The Office of Disciplinary Counsel was represented by Chief Lawyer Disciplinary Counsel Rachael L. Fletcher Cipolleti, Charleston, W. Va. Sherri D. Goodman, Charleston, represented Robinson.
Full text at http://op.bna.com/mopc.nsf/r?Open=kswn-8znlbs.
Copyright 2012, the American Bar Association and The Bureau of National Affairs, Inc. All Rights Reserved.
All Bloomberg BNA treatises are available on standing order, which ensures you will always receive the most current edition of the book or supplement of the title you have ordered from Bloomberg BNA’s book division. As soon as a new supplement or edition is published (usually annually) for a title you’ve previously purchased and requested to be placed on standing order, we’ll ship it to you to review for 30 days without any obligation. During this period, you can either (a) honor the invoice and receive a 5% discount (in addition to any other discounts you may qualify for) off the then-current price of the update, plus shipping and handling or (b) return the book(s), in which case, your invoice will be cancelled upon receipt of the book(s). Call us for a prepaid UPS label for your return. It’s as simple and easy as that. Most importantly, standing orders mean you will never have to worry about the timeliness of the information you’re relying on. And, you may discontinue standing orders at any time by contacting us at 1.800.960.1220 or by sending an email to email@example.com.
Put me on standing order at a 5% discount off list price of all future updates, in addition to any other discounts I may quality for. (Returnable within 30 days.)
Notify me when updates are available (No standing order will be created).
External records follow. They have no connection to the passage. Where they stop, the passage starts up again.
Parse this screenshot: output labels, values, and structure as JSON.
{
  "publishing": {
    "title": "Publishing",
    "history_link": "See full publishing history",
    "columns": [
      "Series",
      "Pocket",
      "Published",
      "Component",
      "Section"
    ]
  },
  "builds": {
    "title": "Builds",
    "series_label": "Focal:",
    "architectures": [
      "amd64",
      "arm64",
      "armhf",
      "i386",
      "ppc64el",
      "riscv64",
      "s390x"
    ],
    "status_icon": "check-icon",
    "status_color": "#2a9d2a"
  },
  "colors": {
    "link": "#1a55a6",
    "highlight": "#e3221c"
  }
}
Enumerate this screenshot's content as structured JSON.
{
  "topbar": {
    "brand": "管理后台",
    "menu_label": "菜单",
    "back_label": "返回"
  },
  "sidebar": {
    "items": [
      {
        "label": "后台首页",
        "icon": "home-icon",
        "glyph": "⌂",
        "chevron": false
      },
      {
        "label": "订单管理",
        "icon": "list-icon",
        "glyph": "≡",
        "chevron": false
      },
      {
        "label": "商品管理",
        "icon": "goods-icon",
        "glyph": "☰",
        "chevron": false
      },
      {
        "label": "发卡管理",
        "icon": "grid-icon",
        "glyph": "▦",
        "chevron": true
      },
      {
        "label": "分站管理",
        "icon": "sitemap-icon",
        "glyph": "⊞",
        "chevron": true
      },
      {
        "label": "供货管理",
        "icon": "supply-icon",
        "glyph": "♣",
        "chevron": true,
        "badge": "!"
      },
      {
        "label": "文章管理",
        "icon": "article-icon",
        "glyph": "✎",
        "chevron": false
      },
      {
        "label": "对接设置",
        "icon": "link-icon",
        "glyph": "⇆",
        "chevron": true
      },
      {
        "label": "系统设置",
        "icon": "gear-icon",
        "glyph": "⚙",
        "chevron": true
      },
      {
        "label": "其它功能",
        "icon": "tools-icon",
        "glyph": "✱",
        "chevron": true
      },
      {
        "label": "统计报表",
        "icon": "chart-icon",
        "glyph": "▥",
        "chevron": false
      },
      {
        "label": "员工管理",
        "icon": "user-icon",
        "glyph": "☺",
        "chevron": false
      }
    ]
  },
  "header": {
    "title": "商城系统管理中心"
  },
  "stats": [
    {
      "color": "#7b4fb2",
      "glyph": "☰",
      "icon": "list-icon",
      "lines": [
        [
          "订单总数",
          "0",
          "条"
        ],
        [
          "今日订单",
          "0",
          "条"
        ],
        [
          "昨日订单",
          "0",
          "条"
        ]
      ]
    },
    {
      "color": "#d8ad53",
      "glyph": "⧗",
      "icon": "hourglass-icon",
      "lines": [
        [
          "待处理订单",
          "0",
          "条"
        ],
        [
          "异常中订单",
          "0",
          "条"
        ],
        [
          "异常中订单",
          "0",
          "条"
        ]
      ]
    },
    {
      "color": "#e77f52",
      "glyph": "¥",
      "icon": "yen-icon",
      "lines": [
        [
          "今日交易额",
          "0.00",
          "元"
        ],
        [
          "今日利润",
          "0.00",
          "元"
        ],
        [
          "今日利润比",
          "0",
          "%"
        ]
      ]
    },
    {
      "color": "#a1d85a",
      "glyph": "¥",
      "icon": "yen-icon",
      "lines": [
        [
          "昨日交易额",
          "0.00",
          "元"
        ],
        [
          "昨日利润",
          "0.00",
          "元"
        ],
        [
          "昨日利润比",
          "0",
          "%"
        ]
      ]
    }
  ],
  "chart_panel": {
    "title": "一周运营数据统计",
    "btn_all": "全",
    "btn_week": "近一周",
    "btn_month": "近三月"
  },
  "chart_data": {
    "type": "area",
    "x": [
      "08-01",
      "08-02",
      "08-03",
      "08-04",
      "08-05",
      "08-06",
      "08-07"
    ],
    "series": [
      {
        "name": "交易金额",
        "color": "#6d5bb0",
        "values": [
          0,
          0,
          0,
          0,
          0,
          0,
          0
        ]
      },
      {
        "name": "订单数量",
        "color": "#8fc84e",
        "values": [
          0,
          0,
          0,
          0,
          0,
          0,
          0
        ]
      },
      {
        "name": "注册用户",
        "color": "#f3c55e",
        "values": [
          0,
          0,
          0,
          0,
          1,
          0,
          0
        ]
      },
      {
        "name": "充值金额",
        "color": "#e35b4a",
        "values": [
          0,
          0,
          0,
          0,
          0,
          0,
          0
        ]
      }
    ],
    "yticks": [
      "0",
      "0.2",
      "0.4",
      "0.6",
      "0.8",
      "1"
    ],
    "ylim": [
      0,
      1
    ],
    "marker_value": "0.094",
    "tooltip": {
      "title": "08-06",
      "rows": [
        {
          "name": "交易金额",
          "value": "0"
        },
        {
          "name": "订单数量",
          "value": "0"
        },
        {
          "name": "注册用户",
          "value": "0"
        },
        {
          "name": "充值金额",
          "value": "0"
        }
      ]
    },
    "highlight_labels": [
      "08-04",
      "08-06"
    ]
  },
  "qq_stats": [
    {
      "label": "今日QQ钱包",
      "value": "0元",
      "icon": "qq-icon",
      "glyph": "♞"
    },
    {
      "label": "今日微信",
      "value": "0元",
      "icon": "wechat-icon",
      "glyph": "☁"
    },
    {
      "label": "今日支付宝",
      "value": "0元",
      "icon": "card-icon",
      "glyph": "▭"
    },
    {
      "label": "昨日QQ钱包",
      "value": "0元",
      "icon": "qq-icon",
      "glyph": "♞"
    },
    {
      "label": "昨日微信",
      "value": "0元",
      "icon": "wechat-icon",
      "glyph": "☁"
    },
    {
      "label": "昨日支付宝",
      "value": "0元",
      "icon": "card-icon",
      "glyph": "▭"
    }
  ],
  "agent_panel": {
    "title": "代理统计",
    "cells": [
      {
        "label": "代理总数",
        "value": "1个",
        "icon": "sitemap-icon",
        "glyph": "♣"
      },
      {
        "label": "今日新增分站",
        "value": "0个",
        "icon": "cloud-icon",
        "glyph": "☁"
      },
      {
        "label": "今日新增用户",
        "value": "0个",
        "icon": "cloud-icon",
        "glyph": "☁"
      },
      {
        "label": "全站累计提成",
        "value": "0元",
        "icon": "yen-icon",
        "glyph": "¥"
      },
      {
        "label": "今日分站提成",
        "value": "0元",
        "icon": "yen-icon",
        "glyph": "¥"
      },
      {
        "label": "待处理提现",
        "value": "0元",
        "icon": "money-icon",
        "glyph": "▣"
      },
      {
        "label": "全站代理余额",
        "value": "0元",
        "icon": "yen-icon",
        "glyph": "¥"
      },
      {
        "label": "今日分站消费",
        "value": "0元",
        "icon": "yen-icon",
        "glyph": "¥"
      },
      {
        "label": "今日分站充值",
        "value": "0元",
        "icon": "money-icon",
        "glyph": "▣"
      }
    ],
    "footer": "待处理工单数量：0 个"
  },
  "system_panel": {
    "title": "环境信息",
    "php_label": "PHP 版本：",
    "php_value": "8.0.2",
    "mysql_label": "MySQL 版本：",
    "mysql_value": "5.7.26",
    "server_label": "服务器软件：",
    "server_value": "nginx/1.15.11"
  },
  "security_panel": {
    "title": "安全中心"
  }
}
This Bloomberg BNA report is available on standing order, which ensures you will all receive the latest edition. This report is updated annually and we will send you the latest edition once it has been published. By signing up for standing order you will never have to worry about the timeliness of the information you need. And, you may discontinue standing orders at any time by contacting us at 1.800.372.1033, option 5, or by sending us an email to firstname.lastname@example.org.
Put me on standing order
Notify me when new releases are available (no standing order will be created)